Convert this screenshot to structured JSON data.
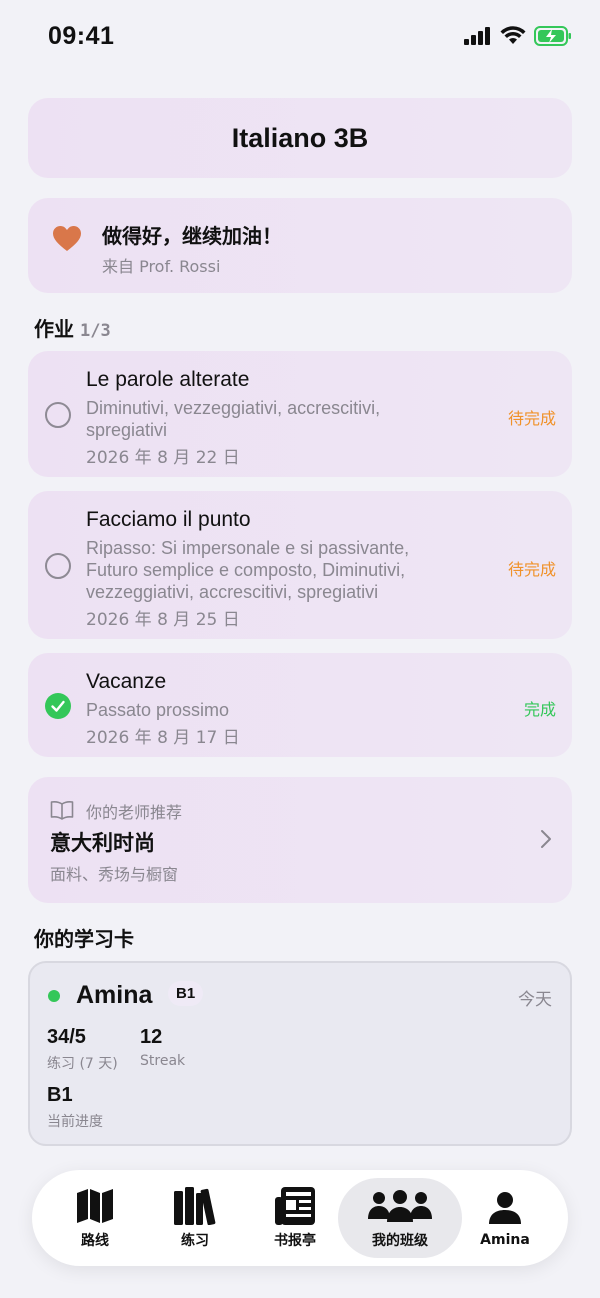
{
  "status_bar": {
    "time": "09:41"
  },
  "class": {
    "title": "Italiano 3B"
  },
  "praise": {
    "message": "做得好，继续加油！",
    "from": "来自 Prof. Rossi",
    "icon": "heart-icon",
    "color": "#d9774a"
  },
  "homework": {
    "title": "作业",
    "count": "1/3",
    "items": [
      {
        "title": "Le parole alterate",
        "desc": "Diminutivi, vezzeggiativi, accrescitivi, spregiativi",
        "date": "2026 年 8 月 22 日",
        "status": "待完成",
        "done": false
      },
      {
        "title": "Facciamo il punto",
        "desc": "Ripasso: Si impersonale e si passivante, Futuro semplice e composto, Diminutivi, vezzeggiativi, accrescitivi, spregiativi",
        "date": "2026 年 8 月 25 日",
        "status": "待完成",
        "done": false
      },
      {
        "title": "Vacanze",
        "desc": "Passato prossimo",
        "date": "2026 年 8 月 17 日",
        "status": "完成",
        "done": true
      }
    ]
  },
  "recommendation": {
    "label": "你的老师推荐",
    "title": "意大利时尚",
    "subtitle": "面料、秀场与橱窗"
  },
  "study_card": {
    "section_title": "你的学习卡",
    "student": "Amina",
    "level": "B1",
    "date": "今天",
    "stats": [
      {
        "value": "34/5",
        "label": "练习 (7 天)"
      },
      {
        "value": "12",
        "label": "Streak"
      },
      {
        "value": "B1",
        "label": "当前进度"
      }
    ]
  },
  "tabs": [
    {
      "label": "路线",
      "icon": "map-icon"
    },
    {
      "label": "练习",
      "icon": "books-icon"
    },
    {
      "label": "书报亭",
      "icon": "newspaper-icon"
    },
    {
      "label": "我的班级",
      "icon": "group-icon",
      "active": true
    },
    {
      "label": "Amina",
      "icon": "person-icon"
    }
  ]
}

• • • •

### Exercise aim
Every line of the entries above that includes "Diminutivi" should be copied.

### Answer area
        "desc": "Diminutivi, vezzeggiativi, accrescitivi, spregiativi",
        "desc": "Ripasso: Si impersonale e si passivante, Futuro semplice e composto, Diminutivi, vezzeggiativi, accrescitivi, spregiativi",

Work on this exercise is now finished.